(Task inputs Opens)

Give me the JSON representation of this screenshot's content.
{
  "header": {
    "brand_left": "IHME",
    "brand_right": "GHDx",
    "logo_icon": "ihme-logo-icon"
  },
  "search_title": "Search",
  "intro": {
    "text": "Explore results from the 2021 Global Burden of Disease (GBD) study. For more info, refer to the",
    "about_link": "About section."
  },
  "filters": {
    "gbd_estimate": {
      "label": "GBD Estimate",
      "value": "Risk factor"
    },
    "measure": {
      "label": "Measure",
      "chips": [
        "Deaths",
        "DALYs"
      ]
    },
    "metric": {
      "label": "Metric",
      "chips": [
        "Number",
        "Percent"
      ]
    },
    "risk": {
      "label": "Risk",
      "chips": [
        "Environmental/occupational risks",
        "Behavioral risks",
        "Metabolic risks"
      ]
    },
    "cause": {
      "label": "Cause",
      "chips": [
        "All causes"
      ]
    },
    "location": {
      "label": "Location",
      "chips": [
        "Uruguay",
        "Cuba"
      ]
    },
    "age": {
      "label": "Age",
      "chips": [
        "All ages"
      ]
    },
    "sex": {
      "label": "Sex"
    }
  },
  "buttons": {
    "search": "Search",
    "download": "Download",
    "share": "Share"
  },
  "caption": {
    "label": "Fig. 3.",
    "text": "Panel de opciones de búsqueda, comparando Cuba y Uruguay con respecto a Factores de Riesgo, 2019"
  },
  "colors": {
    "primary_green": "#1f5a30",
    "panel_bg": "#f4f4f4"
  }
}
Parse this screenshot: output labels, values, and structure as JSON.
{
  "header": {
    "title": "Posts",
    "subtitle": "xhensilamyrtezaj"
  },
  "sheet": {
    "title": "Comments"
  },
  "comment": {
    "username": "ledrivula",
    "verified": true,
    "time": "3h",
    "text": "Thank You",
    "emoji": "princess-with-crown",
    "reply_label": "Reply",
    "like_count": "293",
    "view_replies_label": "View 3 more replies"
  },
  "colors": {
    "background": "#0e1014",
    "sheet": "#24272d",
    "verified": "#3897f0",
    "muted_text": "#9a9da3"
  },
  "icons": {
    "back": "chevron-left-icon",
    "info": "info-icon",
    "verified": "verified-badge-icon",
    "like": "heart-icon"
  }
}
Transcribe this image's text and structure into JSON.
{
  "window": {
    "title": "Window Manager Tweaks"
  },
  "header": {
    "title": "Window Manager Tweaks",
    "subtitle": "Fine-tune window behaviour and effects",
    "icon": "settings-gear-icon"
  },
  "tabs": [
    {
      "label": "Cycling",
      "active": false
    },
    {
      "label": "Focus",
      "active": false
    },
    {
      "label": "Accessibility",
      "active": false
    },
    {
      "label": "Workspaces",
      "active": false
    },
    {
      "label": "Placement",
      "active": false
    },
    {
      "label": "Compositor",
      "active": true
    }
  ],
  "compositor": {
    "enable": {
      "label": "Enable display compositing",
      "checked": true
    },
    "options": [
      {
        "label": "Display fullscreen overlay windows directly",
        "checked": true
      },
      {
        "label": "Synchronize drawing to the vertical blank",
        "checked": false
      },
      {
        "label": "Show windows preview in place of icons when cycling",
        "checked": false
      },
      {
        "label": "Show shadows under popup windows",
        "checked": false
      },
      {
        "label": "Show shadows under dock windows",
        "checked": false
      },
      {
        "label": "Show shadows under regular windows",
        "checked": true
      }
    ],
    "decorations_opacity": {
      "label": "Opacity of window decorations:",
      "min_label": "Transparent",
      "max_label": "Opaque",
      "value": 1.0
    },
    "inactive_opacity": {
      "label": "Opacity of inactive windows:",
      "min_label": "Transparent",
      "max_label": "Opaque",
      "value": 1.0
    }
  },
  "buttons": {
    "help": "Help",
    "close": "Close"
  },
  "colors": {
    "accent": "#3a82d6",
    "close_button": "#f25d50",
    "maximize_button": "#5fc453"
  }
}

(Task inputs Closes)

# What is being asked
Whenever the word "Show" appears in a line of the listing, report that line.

# Answer below
        "label": "Show windows preview in place of icons when cycling",
        "label": "Show shadows under popup windows",
        "label": "Show shadows under dock windows",
        "label": "Show shadows under regular windows",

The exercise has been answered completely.